::: Extracted entries
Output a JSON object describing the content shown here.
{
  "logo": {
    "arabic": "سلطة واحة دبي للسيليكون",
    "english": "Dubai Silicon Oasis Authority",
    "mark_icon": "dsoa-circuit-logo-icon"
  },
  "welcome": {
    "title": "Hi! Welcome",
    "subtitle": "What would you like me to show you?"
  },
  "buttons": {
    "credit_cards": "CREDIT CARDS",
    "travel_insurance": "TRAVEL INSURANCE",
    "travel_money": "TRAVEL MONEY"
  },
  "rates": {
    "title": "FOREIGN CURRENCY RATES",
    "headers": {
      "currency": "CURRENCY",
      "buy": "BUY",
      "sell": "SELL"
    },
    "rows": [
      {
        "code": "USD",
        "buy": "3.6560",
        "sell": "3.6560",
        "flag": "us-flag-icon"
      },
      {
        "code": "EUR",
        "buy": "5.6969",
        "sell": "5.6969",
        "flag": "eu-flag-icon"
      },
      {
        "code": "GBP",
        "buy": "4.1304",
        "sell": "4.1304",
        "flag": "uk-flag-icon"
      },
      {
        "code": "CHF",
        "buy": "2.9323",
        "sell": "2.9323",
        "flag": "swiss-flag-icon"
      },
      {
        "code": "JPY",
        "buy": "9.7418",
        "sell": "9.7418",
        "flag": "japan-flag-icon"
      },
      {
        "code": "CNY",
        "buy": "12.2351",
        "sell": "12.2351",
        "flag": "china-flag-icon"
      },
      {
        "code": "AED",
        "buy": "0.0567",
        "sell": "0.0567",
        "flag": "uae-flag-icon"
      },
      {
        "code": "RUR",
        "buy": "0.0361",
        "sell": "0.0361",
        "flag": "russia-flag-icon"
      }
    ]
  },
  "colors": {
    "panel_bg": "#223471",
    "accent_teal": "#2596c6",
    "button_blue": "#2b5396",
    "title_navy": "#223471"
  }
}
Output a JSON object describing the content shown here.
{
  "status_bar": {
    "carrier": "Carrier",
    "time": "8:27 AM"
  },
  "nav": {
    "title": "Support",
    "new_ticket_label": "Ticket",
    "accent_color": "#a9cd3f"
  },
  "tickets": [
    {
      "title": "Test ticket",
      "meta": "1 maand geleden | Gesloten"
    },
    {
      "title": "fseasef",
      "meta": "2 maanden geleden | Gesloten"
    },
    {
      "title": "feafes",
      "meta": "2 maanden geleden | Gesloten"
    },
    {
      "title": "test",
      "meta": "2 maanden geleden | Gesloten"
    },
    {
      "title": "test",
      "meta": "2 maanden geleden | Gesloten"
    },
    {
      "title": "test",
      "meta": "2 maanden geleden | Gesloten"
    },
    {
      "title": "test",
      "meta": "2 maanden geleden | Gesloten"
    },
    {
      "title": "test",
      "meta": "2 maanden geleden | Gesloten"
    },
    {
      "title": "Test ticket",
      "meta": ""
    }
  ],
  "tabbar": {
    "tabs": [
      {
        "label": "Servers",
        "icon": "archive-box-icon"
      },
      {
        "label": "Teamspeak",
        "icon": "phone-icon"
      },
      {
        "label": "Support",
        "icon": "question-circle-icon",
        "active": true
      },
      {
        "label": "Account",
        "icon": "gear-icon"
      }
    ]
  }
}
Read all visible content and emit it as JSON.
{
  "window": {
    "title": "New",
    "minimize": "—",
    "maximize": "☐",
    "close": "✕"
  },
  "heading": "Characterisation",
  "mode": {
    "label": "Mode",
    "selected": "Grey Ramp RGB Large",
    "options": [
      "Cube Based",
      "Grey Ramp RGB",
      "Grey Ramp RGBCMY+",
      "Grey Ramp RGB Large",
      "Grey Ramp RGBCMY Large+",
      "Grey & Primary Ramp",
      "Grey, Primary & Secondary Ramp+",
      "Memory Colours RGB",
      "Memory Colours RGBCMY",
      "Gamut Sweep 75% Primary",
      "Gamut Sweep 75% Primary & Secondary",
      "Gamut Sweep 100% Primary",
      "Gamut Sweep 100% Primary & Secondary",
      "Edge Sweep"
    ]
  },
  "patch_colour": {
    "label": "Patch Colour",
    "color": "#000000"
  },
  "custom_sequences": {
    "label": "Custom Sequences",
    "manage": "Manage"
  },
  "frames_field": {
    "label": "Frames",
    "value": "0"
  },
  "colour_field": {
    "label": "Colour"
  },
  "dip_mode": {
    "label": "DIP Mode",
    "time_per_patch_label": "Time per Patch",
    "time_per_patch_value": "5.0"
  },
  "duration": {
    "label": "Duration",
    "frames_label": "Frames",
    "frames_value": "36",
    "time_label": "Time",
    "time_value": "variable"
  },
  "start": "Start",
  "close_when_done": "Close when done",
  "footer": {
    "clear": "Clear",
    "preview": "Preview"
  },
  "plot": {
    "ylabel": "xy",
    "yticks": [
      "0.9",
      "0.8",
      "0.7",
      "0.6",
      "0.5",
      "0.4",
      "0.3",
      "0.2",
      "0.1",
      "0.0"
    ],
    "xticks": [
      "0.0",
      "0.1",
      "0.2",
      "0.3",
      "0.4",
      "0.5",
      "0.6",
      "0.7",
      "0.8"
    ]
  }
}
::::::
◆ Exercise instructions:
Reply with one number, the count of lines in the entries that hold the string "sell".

◆ Result for this task:
9